The future is often described as an insurmountable obstacle racing towards us at a frightening speed.
We are however not as unprepared as we might think, even when we take into account trend predictions made by futurists. Developments over the past decade have already provided us with guidelines and structures to prepare for the future.
All we need now is a shift in mind set.
Disruption as base for vision
When we set the direction for the future we need to have a basic understanding of the innovations that are predicted to disrupt the industries we operate in and rely on.
With social media enabling the instantaneous sharing of ideas and discoveries, keeping our finger on the pulse of innovation is easier and cheaper than ever.

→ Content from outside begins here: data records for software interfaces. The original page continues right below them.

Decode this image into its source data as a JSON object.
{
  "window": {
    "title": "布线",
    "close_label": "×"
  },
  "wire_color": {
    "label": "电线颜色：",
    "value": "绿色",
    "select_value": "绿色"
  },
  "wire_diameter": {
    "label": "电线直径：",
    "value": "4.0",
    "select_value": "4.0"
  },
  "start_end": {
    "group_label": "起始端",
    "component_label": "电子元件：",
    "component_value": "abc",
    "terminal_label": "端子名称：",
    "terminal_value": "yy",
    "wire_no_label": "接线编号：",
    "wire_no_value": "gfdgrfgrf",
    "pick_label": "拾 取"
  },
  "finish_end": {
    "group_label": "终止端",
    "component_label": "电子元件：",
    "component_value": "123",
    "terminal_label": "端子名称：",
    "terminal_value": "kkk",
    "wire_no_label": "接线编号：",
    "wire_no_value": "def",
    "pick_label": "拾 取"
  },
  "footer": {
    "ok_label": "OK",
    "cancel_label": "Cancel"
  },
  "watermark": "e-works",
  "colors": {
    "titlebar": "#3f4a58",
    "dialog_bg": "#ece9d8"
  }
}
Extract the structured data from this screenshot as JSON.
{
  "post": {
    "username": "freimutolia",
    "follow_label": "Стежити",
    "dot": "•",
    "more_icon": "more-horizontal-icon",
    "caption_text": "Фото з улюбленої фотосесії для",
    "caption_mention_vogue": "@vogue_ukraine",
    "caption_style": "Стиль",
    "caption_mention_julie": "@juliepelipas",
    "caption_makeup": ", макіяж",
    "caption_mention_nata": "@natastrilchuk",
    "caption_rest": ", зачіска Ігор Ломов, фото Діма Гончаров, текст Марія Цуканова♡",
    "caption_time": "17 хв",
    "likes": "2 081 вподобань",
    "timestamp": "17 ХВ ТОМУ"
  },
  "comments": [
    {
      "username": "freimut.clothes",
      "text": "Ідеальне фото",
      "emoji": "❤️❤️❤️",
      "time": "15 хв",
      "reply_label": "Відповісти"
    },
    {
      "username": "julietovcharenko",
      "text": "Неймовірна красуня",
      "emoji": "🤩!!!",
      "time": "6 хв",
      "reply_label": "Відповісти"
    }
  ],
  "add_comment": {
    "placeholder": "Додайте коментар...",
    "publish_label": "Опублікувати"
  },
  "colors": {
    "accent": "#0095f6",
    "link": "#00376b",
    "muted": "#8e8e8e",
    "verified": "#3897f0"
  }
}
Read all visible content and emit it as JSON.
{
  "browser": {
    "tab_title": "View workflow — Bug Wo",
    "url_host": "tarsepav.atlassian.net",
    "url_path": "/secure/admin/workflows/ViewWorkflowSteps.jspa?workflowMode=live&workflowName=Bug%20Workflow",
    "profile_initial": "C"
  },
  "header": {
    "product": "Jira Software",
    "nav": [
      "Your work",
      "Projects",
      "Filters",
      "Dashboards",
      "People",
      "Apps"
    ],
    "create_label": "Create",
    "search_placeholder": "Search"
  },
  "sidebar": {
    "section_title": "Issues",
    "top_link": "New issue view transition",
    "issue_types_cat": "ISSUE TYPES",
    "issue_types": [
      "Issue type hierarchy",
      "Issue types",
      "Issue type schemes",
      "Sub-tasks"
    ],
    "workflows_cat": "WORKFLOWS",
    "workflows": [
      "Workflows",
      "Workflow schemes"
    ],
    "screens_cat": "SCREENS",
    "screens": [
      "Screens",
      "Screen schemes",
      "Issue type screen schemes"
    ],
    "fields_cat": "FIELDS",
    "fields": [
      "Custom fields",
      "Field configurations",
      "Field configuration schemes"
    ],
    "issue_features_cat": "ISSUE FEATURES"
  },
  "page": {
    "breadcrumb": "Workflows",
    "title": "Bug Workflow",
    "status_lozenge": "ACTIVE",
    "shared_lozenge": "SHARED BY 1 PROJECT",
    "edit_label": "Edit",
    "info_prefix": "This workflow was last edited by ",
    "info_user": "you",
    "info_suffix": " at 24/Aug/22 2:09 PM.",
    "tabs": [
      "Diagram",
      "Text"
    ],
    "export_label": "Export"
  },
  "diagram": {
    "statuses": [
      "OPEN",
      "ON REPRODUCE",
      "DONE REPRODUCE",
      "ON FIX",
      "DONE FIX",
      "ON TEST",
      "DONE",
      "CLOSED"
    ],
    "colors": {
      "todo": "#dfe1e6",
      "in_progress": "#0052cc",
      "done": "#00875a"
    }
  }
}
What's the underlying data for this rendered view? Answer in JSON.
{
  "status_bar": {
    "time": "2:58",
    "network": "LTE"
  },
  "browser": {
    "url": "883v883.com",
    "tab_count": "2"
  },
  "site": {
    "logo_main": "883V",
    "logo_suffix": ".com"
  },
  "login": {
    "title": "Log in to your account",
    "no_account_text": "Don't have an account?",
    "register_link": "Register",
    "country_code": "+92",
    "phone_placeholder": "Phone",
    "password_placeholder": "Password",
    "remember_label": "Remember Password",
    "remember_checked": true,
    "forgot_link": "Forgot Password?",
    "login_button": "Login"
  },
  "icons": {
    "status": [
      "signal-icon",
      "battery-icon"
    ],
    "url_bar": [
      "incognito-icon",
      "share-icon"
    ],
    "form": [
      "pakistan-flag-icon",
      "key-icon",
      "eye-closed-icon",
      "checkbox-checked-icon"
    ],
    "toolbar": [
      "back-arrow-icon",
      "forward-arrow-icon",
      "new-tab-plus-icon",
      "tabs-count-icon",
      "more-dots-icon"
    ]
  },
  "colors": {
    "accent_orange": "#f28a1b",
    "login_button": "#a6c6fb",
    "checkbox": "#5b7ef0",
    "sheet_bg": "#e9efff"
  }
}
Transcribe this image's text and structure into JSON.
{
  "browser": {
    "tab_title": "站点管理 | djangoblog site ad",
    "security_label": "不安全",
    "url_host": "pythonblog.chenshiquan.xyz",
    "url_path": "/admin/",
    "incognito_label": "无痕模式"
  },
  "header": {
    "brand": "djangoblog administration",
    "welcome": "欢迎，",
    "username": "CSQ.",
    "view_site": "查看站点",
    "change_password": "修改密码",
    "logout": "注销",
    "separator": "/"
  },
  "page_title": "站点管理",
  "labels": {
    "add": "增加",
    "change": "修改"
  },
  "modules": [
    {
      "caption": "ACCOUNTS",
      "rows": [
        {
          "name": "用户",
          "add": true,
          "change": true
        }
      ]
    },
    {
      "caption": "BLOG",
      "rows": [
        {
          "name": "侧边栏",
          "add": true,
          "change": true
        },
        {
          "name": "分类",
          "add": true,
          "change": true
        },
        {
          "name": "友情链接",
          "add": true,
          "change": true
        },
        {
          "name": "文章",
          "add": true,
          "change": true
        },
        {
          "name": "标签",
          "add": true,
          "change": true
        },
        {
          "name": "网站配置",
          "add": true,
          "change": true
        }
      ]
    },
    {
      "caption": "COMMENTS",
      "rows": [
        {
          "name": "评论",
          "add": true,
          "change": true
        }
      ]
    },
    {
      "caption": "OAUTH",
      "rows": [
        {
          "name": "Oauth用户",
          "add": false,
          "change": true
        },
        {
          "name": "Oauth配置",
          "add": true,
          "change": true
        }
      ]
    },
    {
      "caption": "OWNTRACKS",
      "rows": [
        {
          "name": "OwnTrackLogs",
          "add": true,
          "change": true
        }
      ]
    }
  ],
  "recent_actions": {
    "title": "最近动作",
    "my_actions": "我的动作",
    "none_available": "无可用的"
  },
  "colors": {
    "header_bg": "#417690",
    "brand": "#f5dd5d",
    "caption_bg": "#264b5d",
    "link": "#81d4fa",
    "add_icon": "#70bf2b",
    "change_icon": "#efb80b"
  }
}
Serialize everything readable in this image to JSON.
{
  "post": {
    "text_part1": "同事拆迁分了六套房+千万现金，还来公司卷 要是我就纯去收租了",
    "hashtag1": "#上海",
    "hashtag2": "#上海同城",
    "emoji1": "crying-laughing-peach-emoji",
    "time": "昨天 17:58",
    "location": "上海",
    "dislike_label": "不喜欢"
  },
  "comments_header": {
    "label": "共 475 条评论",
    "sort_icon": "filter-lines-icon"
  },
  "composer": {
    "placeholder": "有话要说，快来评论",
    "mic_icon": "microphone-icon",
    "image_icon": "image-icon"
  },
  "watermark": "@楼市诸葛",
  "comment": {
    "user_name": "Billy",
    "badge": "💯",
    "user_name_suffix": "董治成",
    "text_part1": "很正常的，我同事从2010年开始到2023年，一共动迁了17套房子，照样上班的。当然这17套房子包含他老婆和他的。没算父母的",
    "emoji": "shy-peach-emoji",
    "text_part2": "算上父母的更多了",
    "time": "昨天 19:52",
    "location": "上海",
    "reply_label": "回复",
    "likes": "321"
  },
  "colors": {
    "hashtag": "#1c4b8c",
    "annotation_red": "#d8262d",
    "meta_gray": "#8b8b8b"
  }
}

In most instances it is not even necessary to understand the intricate details of all the innovations; a broad awareness will help guide leadership decisions toward setting a direction that is less likely to be surprised by disruption.
An honest look at what our world may be like in the future will enable us to focus on what is necessary to keep fulfilling the purpose of our effort.
We need to have a clear purpose for our efforts combined with a firm understanding of innovations that will have an impact on those efforts.
The purpose of an organisation can no longer be merely self-serving. Society demands that all organisations set a direction for responsible effort in the triple context of profit, people, and planet.
Sustainability as a habit
Sustainability is a term often used interchangeably between the continued existence of an organisation and the environmental impact of a product.
It should however be used as combination of the two and adopt the King IV Report on Good Governance description of “development that meets the needs of the present without compromising the ability of future generations to meet their needs”.
This description refers not only to the responsible use of existing limited natural resources, but also to the investment needed into alternative materials and methods that will reduce the negative environmental impact from decisions made by previous generations.
We need to consider how each decision we make now - as individuals, communities or organisations - will change the quality of life of our children and their children's children.
We must also understand that future generations will not live in the world that we know now. A change from automation by machines programmed by humans to robots that function on their own through artificial intelligence, is merely one of the changes that is no longer a prediction, but already a reality.
Communication as a hard skill
It is therefore necessary to ensure that we do not merely build our awareness of potential disruption, but that we also share it with others and prepare them for it.
Change management programmes and the communication plans that go with them has become a specialised function, but it seems to have little impact where disruption is concerned.
The problem with change management is that it is a linear process, while disruption is known for change that has changed by the time you deal with it.
Effective communication that attempts to prepare teams for disruption is barred by human nature that triggers an automatic resistive response once we're faced with something new and unfamiliar.
We need to distinguish between communicating change and communicating crisis by training our teams to form a habit of seeing disruption as an opportunity, not a threat.
To achieve this we need to stop delegating communication to marketing teams as a support function. We need to retrain our workforces to develop communication capabilities as a core skill, as that is predicted to become our saving grace for when the robots do come.